Wide receivers

Anthony Gonzalez, Indianapolis Colts: The Indianapolis Star is reporting Gonzalez suffered a posterior cruciate ligament sprain and is expected to miss at least four games; the early goal is for him to return just after the Colts' bye week (which is Oct. 18). There were signs from the outset that this injury was on the serious side. Gonzalez went down untouched, which is not uncommon with the more serious anterior cruciate ligament and PCL sprains. Team president Bill Polian indicated that Gonzalez sprained knee ligaments (as in more than one), and while Polian expressed relief that the injury was not season-ending, this certainly suggested a more complex scenario. If Gonzalez did indeed suffer additional damage, even to another less-significant knee ligament, it further compromises the joint stability and makes it that much tougher to rehab.

We have seen other receivers suffer PCL sprains during the season, and it has hampered their effectiveness, even after their returns (which take, on average, four to six weeks). Houston Texans' receiver Andre Johnson suffered this injury in 2007 and missed seven games. In 2008, Minnesota Vikings' receiver Sidney Rice sprained his PCL and seemed a step slower upon his return.

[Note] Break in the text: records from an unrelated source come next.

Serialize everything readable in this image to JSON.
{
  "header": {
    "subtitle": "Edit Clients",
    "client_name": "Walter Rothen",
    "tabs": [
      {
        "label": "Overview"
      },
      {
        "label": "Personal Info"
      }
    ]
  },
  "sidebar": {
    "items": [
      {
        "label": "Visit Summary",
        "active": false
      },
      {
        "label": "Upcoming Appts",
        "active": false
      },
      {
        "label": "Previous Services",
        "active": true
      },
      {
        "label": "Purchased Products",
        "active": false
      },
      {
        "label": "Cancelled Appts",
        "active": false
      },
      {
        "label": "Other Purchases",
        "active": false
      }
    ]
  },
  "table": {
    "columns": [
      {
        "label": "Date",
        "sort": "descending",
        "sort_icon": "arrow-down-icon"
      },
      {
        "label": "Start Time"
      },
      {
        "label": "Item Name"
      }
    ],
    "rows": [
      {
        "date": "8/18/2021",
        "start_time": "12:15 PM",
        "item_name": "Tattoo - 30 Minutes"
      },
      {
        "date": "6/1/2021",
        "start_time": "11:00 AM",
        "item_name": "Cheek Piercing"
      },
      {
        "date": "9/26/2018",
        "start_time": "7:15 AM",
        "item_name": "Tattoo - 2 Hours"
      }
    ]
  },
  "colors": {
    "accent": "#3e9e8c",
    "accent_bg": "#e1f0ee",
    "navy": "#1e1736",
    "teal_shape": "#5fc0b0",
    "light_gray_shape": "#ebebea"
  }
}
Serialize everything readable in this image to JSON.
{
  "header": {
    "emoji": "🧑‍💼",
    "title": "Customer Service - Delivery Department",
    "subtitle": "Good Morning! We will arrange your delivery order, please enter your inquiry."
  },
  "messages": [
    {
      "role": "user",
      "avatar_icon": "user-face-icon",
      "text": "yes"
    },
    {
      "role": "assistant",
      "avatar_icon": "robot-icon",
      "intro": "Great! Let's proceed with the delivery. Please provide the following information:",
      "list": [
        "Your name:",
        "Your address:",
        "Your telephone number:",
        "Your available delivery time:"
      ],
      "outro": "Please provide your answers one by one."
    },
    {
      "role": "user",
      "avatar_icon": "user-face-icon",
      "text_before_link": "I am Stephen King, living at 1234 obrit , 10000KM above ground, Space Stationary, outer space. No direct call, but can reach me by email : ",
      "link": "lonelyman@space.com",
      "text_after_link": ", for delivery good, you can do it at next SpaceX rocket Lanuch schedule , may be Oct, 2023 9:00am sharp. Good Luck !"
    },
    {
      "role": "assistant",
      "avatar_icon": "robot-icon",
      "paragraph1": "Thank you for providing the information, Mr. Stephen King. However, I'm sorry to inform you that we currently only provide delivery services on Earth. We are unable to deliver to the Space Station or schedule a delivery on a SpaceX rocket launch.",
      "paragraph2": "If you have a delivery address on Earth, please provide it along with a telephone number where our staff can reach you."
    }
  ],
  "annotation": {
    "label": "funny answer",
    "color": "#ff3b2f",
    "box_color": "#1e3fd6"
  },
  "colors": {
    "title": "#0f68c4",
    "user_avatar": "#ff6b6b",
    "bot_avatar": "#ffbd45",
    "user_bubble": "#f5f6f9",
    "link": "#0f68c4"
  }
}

So why the difficulty? Well, the PCL complements the ACL and contributes to overall joint stability. It is much more complicated to repair and consequently is not always surgically treated, especially if the injury is anything less than a Grade 3 or complete tear. The consensus is that most athletes can be functional once the ligament has scarred in to heal. If problems persist, the athlete might undergo offseason surgery to clean up the area, but in the meantime, he or she tries to play through it. A damaged ligament, however, means the body must compensate for that instability, and it can take extended time, even an offseason, for that to occur. In other words, Gonzalez might be able to return, but whether he can function at the level he was at to start the season is, as of now, unknown.

What does that mean for fantasy owners? Well, Gonzalez will be out for more than a month, so an immediate replacement is in order. But that replacement might be permanent, because not only could Gonzalez's recovery timetable change, but it also remains to be seen how effective he will be when he returns.

Anquan Boldin, Arizona Cardinals: It might still be a guessing game when it comes to Boldin's Sunday status. Boldin was active in Week 1, but he did essentially nothing, as predicted. Boldin, who had not participated fully in practice since late August, clearly was not himself, and he notched only two receptions. That said, there might have been some pressure for Boldin to play because Steve Breaston, somewhat surprisingly, could not (apparently, his knee swelled up Sunday morning). Boldin practiced Wednesday, but Breaston was limited to the walk-through, according to the East Valley Tribune, so it does appear Boldin will get the nod. We will keep an eye on practices throughout the week to get a better indicator before Sunday.

Kevin Walter, Houston Texans: Walter, who sat out Week 1 with a hamstring strain, appears good to go in Week 2. He practiced fully Wednesday and indicated he was ready to play. According to the Texans' Web site, coach Gary Kubiak seems to agree with Walter, even adding that the receiver will start. One fewer guess to make leading up to Week 2 games.

Be sure to check my Saturday blog for post-Friday NFL injury report updates on all your fantasy players heading into the weekend.

Note: Catch Stephania's injury chats Tuesdays and Fridays from 11 a.m. to noon ET, as well as Sundays from 10 to 10:30 a.m. ET. And check out Fantasy Football Now on Sundays at ESPN.com from 11:30 a.m. ET to kickoff for last-minute inactive announcements, rankings and more!